### WORK INSTRUCTIONS
Figure out how many lines in these records contain "index". Only the number belongs in the reply.

### ENTRIES SHOWN
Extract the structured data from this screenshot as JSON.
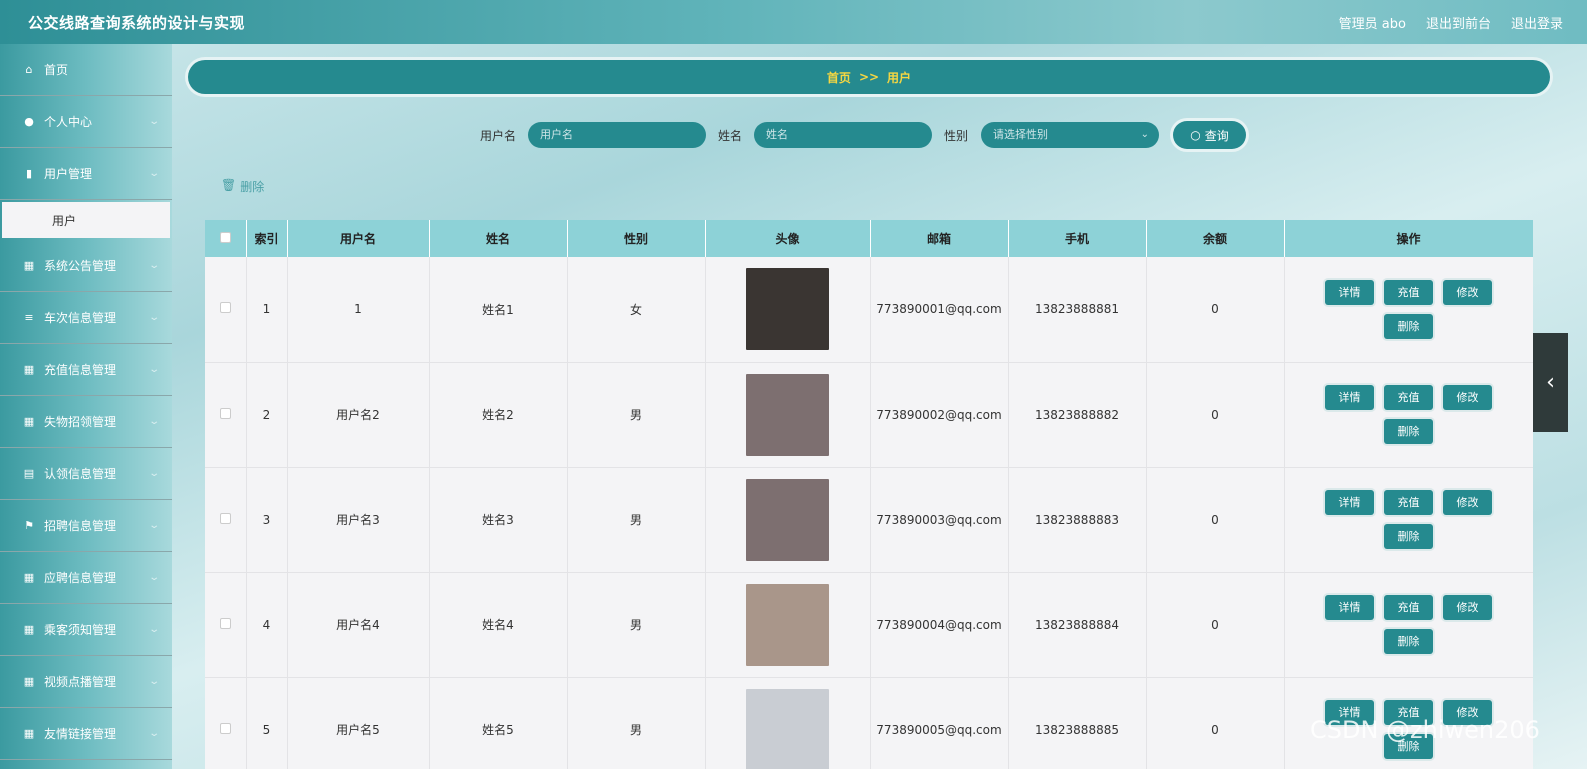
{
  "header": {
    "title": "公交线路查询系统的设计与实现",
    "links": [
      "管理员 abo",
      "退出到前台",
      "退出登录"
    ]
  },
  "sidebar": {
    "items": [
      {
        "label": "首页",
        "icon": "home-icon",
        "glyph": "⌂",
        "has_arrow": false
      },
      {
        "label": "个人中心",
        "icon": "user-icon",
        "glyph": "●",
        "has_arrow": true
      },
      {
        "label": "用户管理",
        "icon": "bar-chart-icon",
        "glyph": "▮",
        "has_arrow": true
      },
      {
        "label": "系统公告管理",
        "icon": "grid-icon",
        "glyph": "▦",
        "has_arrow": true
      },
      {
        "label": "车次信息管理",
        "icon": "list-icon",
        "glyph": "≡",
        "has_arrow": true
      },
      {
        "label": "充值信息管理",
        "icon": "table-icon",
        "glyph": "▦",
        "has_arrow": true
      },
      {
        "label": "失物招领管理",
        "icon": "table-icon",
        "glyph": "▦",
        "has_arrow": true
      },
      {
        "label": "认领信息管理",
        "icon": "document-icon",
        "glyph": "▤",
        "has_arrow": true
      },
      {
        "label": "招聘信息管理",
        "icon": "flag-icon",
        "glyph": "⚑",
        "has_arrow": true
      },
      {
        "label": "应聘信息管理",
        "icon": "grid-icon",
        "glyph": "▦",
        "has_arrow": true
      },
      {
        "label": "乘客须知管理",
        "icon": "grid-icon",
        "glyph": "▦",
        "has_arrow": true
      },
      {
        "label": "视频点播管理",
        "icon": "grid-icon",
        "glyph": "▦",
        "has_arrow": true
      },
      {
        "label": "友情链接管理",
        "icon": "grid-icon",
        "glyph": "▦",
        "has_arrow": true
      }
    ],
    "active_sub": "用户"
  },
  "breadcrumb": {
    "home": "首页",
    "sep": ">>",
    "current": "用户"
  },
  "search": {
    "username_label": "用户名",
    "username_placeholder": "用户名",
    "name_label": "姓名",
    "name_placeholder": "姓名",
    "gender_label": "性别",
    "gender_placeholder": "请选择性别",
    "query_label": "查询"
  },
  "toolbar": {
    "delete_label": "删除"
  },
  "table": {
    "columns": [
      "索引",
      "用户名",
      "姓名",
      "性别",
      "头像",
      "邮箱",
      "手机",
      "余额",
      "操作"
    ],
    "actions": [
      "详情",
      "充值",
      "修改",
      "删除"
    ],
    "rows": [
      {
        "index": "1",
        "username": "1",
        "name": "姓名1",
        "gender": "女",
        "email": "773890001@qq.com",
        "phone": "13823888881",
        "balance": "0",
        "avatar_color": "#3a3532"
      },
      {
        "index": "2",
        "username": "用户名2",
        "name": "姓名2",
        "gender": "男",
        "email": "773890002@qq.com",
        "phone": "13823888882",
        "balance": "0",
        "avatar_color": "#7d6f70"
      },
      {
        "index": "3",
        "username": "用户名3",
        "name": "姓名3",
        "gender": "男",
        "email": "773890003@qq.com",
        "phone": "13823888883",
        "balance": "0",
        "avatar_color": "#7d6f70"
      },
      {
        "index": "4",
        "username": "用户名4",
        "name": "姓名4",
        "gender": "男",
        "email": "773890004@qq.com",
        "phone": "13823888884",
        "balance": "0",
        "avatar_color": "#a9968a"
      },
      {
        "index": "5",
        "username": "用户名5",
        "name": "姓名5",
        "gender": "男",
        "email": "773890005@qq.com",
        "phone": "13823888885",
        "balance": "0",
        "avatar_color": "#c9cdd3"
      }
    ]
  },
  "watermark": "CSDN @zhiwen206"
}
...
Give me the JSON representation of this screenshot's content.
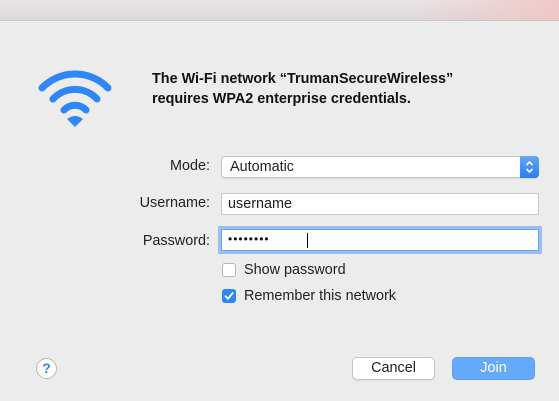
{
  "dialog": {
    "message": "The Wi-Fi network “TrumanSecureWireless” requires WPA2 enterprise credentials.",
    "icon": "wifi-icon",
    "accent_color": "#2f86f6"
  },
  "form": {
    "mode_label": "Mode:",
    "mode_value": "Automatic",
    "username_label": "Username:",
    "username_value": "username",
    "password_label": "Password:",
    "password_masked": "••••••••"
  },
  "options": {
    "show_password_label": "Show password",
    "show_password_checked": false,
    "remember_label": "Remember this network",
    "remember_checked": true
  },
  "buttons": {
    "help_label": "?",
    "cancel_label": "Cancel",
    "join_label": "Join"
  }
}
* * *
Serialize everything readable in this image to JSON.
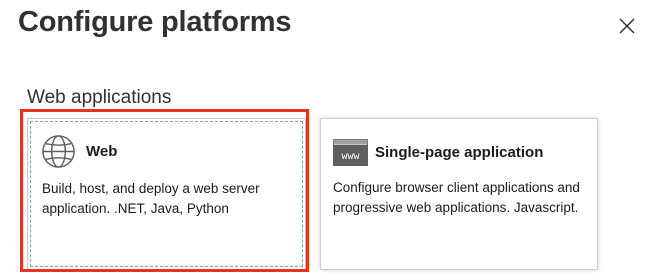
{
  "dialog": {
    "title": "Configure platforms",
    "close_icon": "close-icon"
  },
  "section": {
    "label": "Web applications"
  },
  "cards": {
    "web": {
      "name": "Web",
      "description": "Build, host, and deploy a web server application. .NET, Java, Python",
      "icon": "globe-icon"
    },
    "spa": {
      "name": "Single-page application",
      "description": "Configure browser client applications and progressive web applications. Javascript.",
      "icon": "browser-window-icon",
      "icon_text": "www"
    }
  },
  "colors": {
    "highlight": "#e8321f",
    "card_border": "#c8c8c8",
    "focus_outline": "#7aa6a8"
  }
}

### OUTPUT FOR THIS TASK
5